• [What is required] Below is a listing. Copy each line of it that holds the word "capita".

• [Extracted material]
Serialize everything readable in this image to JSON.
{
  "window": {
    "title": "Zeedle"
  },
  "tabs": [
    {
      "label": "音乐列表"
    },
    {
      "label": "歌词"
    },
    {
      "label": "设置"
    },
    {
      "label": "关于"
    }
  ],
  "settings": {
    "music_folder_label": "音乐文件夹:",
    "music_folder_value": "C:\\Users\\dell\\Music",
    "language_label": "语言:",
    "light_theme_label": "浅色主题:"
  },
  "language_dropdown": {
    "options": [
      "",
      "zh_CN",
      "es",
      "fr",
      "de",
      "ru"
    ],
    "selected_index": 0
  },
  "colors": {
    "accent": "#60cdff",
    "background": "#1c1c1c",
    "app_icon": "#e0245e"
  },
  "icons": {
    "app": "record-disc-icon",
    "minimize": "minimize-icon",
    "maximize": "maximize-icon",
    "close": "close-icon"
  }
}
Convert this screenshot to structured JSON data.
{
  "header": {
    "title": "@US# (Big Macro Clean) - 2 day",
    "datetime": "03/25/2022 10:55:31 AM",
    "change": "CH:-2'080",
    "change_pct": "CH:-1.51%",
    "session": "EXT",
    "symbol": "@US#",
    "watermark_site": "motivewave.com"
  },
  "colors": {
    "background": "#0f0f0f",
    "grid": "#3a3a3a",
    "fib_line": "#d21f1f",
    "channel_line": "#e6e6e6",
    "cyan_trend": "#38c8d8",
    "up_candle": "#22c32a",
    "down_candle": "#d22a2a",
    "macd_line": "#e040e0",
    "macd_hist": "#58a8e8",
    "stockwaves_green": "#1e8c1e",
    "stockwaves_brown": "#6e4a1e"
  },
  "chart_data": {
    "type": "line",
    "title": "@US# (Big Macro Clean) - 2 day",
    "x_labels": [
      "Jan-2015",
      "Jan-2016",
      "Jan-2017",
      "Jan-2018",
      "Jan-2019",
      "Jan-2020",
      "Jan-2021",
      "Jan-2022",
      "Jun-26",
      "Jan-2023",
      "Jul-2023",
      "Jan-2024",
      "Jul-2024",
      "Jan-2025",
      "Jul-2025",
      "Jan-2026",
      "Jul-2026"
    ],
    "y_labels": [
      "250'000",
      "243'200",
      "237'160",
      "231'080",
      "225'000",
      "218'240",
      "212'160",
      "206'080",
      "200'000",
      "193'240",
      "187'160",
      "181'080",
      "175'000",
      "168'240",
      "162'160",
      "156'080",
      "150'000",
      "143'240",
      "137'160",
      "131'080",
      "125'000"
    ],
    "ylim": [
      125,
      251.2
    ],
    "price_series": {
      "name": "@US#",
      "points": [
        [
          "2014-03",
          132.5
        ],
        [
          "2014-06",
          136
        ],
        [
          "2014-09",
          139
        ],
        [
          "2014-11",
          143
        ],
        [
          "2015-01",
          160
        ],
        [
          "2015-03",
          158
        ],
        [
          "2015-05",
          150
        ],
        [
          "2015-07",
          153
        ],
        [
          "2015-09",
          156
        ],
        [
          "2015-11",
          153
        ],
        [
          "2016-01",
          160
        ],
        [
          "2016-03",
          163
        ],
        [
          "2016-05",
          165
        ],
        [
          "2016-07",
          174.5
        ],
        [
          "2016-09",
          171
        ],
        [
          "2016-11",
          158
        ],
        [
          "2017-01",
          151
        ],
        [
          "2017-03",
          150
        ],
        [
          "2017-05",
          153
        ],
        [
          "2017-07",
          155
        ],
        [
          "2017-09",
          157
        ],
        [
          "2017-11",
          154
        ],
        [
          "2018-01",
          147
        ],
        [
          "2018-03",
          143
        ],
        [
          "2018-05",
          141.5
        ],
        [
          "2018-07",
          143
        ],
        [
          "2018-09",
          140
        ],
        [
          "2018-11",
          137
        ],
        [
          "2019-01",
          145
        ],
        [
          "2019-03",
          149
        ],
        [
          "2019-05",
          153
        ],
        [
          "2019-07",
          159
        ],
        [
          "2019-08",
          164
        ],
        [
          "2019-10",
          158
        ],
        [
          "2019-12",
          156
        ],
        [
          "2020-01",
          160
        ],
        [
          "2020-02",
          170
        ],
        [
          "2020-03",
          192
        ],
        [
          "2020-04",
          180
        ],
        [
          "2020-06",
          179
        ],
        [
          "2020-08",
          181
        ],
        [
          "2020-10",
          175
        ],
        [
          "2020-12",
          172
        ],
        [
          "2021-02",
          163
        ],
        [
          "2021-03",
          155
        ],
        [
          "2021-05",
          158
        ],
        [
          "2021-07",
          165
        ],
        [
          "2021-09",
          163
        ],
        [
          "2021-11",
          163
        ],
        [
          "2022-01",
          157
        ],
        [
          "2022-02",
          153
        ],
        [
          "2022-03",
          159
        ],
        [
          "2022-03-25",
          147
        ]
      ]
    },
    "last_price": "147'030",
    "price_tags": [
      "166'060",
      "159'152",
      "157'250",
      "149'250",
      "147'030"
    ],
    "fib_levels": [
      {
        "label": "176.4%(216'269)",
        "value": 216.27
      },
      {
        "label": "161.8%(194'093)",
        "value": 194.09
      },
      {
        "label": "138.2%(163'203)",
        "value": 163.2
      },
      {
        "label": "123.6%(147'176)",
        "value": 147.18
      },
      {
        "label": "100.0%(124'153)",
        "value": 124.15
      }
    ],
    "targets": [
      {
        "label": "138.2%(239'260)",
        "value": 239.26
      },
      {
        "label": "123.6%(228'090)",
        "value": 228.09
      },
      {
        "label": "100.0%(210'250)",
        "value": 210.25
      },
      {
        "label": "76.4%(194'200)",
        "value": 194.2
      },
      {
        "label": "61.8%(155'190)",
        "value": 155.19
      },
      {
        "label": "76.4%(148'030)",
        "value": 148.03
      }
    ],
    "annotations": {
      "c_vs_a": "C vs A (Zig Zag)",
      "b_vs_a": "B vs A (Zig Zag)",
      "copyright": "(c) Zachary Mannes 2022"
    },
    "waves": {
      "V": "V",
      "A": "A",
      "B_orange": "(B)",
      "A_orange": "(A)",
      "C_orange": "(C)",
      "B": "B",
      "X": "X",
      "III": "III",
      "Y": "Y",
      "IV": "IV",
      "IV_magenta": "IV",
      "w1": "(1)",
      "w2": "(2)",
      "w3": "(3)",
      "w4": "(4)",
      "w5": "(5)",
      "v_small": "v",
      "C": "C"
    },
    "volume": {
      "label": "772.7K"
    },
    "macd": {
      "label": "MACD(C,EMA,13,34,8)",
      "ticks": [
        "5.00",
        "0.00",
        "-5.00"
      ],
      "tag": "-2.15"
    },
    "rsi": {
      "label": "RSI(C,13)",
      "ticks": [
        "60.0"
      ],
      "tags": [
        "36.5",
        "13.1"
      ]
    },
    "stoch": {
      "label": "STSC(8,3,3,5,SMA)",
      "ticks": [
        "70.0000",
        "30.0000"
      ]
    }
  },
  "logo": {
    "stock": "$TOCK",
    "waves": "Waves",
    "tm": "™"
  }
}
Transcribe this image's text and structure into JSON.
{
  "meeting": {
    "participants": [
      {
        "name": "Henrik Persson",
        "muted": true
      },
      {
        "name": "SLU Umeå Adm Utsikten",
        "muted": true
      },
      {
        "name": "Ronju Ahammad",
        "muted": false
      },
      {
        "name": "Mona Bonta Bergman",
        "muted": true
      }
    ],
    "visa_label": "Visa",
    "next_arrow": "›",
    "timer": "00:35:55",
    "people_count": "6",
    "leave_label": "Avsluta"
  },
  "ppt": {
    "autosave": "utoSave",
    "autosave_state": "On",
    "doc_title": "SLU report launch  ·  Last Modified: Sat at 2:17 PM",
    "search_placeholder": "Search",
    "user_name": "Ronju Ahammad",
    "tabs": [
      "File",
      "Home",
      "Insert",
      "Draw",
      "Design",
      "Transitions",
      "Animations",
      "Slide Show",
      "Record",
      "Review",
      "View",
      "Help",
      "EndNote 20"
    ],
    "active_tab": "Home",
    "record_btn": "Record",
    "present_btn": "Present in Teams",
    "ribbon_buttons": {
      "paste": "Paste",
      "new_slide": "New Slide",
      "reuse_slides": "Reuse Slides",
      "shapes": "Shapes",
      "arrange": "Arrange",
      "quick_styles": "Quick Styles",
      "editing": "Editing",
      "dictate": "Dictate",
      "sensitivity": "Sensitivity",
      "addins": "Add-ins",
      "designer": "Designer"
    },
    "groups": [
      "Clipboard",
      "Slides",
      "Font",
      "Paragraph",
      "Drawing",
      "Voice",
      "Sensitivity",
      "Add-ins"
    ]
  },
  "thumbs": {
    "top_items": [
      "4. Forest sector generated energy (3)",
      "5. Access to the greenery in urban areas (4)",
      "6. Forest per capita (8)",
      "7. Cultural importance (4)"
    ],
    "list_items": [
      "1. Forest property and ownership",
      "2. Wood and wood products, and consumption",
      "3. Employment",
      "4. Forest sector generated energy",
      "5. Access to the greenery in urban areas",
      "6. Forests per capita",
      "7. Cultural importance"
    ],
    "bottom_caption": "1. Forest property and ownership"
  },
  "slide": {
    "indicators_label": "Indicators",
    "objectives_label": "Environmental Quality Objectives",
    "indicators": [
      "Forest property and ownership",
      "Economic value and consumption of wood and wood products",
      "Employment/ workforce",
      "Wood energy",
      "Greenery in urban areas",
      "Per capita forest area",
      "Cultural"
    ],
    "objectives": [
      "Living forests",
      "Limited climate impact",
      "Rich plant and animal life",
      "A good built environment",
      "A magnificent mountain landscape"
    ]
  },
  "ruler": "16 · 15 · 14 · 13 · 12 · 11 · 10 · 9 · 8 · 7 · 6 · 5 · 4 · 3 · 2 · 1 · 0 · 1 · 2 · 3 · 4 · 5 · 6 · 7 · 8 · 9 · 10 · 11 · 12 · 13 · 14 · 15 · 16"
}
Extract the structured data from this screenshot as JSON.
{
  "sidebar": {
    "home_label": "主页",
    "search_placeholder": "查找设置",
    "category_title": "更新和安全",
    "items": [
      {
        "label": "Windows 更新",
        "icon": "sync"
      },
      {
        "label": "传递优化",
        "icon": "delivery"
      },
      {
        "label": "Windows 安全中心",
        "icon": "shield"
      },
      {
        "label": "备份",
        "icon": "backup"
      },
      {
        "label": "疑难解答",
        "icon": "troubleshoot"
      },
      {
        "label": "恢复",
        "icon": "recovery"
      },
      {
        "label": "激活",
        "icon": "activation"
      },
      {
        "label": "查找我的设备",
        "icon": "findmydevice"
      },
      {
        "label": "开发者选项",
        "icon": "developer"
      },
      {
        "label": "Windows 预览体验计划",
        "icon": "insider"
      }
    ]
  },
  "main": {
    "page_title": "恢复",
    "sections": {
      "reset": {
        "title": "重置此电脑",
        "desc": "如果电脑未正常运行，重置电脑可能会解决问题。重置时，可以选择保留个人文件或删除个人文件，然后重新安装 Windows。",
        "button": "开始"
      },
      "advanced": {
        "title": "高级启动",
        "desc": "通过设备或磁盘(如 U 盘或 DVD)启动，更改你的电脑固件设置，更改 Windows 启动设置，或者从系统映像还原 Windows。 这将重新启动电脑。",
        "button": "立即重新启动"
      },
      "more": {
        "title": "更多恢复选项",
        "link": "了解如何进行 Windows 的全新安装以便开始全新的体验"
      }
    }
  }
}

• [Your solution]
      "6. Forest per capita (8)",
      "6. Forests per capita",
      "Per capita forest area",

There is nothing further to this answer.